This last is an important point. Lee and Besa state in their aims for the project, “The idea is that in a drying landscape, much can be learned from people who already know how to work with a lack of water tied to inconsistent weather, economies and politics, both locally and beyond.”
Overwhelmingly, those with this knowledge are the Indigenous people who have lived in the arid zones of Australia for untold centuries. Yet both the data gathered for WaterLore, and the way it is presented, is rooted in Western scientific and didactic traditions.

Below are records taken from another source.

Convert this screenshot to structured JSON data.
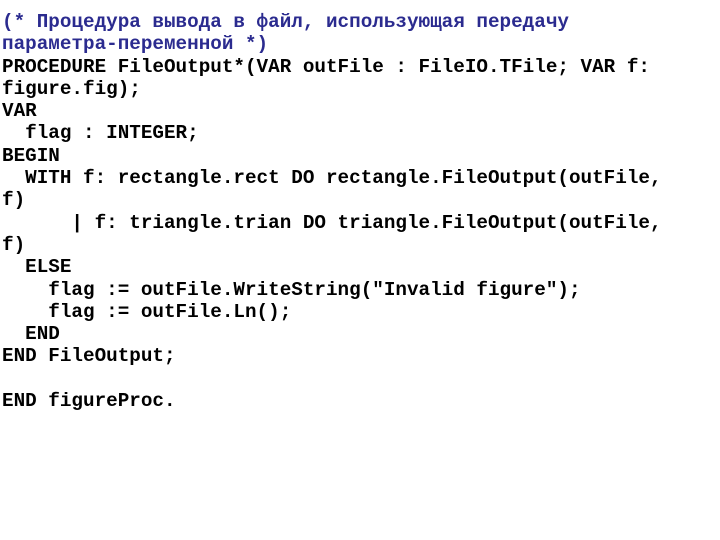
{
  "document": {
    "kind": "source-code-listing",
    "language": "Oberon-2",
    "background_color": "#ffffff",
    "code_color": "#000000",
    "comment_color": "#2b2b8f"
  },
  "code": {
    "lines": [
      {
        "text": "(* Процедура вывода в файл, использующая передачу",
        "style": "comment"
      },
      {
        "text": "параметра-переменной *)",
        "style": "comment"
      },
      {
        "text": "PROCEDURE FileOutput*(VAR outFile : FileIO.TFile; VAR f:",
        "style": "code"
      },
      {
        "text": "figure.fig);",
        "style": "code"
      },
      {
        "text": "VAR",
        "style": "code"
      },
      {
        "text": "  flag : INTEGER;",
        "style": "code"
      },
      {
        "text": "BEGIN",
        "style": "code"
      },
      {
        "text": "  WITH f: rectangle.rect DO rectangle.FileOutput(outFile,",
        "style": "code"
      },
      {
        "text": "f)",
        "style": "code"
      },
      {
        "text": "      | f: triangle.trian DO triangle.FileOutput(outFile,",
        "style": "code"
      },
      {
        "text": "f)",
        "style": "code"
      },
      {
        "text": "  ELSE",
        "style": "code"
      },
      {
        "text": "    flag := outFile.WriteString(\"Invalid figure\");",
        "style": "code"
      },
      {
        "text": "    flag := outFile.Ln();",
        "style": "code"
      },
      {
        "text": "  END",
        "style": "code"
      },
      {
        "text": "END FileOutput;",
        "style": "code"
      },
      {
        "text": "",
        "style": "blank"
      },
      {
        "text": "END figureProc.",
        "style": "code"
      }
    ]
  }
}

A ‘Dryland Lexicon’ covers the end wall between the mappings. Here, in alphabetical order, are terms from many disciplines speaking to both the subtle and the radical differences of landform behaviour and water influence on the very small and also enormous scales of complex dryland systems. To their credit, the curators acknowledge that a greater Indigenous voice – or indeed many different Indigenous voices from the length of these vast and varied waterways – is something that needs addressing in a subsequent stage of the project.
In fact, the ongoing nature of the project is key. WaterLore as a whole is designed as a provocation, a starting point, a visual and textual lexicon in progress, not a closed book. Lee and her team hope that their research into drylands water knowledge will lead to new research, heighten awareness about the cultural importance of our waterways and inspire future design projects. As they explain, “At hotspots water stories are being told with increasing urgency by people with knowledge of the culture, nature and wise management of these places, where imagining possible actions towards alternative futures may be influenced by design.”

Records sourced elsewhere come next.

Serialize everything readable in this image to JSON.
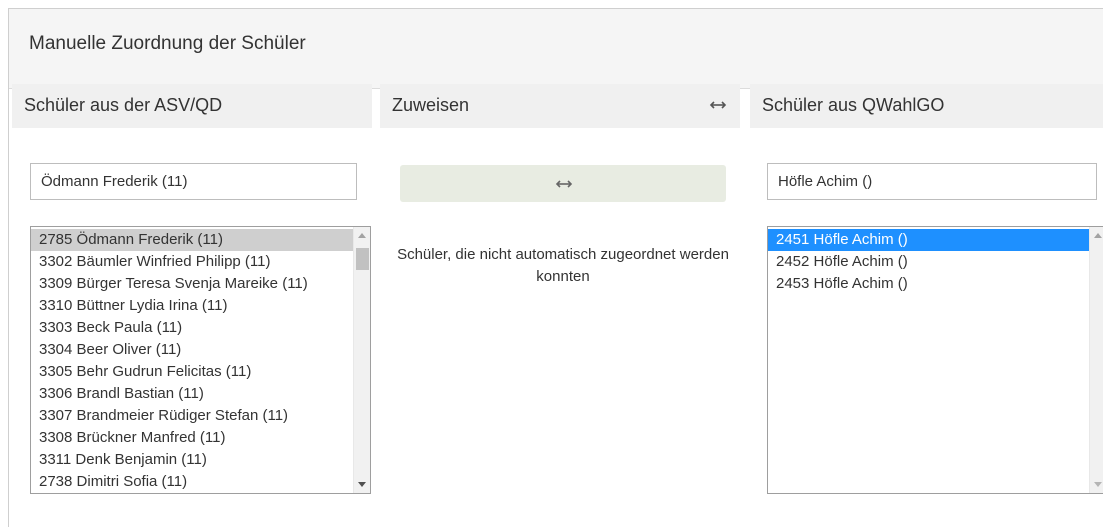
{
  "panel": {
    "title": "Manuelle Zuordnung der Schüler"
  },
  "columns": {
    "left_header": "Schüler aus der ASV/QD",
    "mid_header": "Zuweisen",
    "right_header": "Schüler aus QWahlGO"
  },
  "left_input": {
    "value": "Ödmann Frederik (11)"
  },
  "right_input": {
    "value": "Höfle Achim ()"
  },
  "assign_button": {
    "icon": "swap-arrows-icon"
  },
  "middle_message": "Schüler, die nicht automatisch zugeordnet werden konnten",
  "left_list": {
    "selected_index": 0,
    "items": [
      "2785 Ödmann Frederik (11)",
      "3302 Bäumler Winfried Philipp (11)",
      "3309 Bürger Teresa Svenja Mareike (11)",
      "3310 Büttner Lydia Irina (11)",
      "3303 Beck Paula (11)",
      "3304 Beer Oliver (11)",
      "3305 Behr Gudrun Felicitas (11)",
      "3306 Brandl Bastian (11)",
      "3307 Brandmeier Rüdiger Stefan (11)",
      "3308 Brückner Manfred (11)",
      "3311 Denk Benjamin (11)",
      "2738 Dimitri Sofia (11)"
    ]
  },
  "right_list": {
    "selected_index": 0,
    "items": [
      "2451 Höfle Achim ()",
      "2452 Höfle Achim ()",
      "2453 Höfle Achim ()"
    ]
  },
  "colors": {
    "selected_gray": "#cfcfcf",
    "selected_blue": "#1e90ff",
    "assign_button_bg": "#e8ece2",
    "header_bg": "#f0f0f0"
  }
}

The aims of WaterLore are timely, as we find ourselves in the midst of an ongoing climate crisis characterised by increasingly unpredictable and extreme weather, as much as by increasing temperatures. We are all now living in emerging potential arid zones.
We urgently need to come to terms with the fact that clean, fresh water is a precious and finite resource, something that should be cherished, not literally flushed down the toilet. Ironically, photo AS17-22727 – an image which did so much to excite concern for fragile ecosystems – may have exacerbated our wasteful attitudes to water. Seen from space, the abundance of life-giving water on earth is what dominates the image; we live on a blue planet, precious and rare in the infinite reaches of space.

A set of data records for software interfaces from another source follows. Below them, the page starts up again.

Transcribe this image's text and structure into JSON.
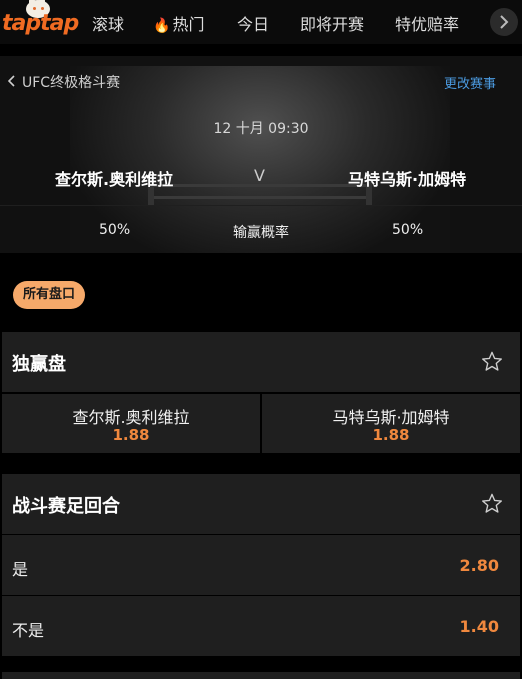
{
  "nav": {
    "logo_text": "taptap",
    "items": [
      "滚球",
      "热门",
      "今日",
      "即将开赛",
      "特优赔率"
    ]
  },
  "event": {
    "back_label": "UFC终极格斗赛",
    "change_label": "更改赛事",
    "datetime": "12 十月 09:30",
    "team_a": "查尔斯.奥利维拉",
    "vs": "V",
    "team_b": "马特乌斯·加姆特",
    "prob_a": "50%",
    "prob_label": "输赢概率",
    "prob_b": "50%"
  },
  "filter": {
    "all_label": "所有盘口"
  },
  "markets": {
    "moneyline": {
      "title": "独赢盘",
      "options": [
        {
          "name": "查尔斯.奥利维拉",
          "odds": "1.88"
        },
        {
          "name": "马特乌斯·加姆特",
          "odds": "1.88"
        }
      ]
    },
    "distance": {
      "title": "战斗赛足回合",
      "rows": [
        {
          "label": "是",
          "odds": "2.80"
        },
        {
          "label": "不是",
          "odds": "1.40"
        }
      ]
    }
  },
  "icons": {
    "back": "chevron-left-icon",
    "next": "chevron-right-icon",
    "fire": "fire-icon",
    "favorite": "star-outline-icon"
  },
  "colors": {
    "accent_odds": "#f0883e",
    "link": "#4b9ae0",
    "pill_bg": "#f6a96a",
    "logo": "#f06b22"
  }
}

But if you look closely at Africa, the only continental landmass clearly pictured, it is more brown than green. Large portions are dry and rain starved. Thanks to the instant digital cartography of Google Earth and its satellites orbiting our planet, we can now see the earth from space from any angle, anytime. Swivel round from Africa across the huge Asian continent and the vast swathe of brown continues. It even jumps the Pacific and occupies roughly half of the continental US. In fact, of all the continents, only South America is predominantly green.
Focus on Australia and what we see is poet Dorothea Mackellar’s ‘wide brown land’ verdant only at the very edges. As one of the most urbanised countries on earth, with some 85% of us living in cities located in this thin and threatened band of green, we would be unwise to ignore the knowledge of those in drylands under the ‘pitiless blue sky’. We would be foolish to ignore the many nuanced stories told by the maps in WaterLore: tales of struggle and survival.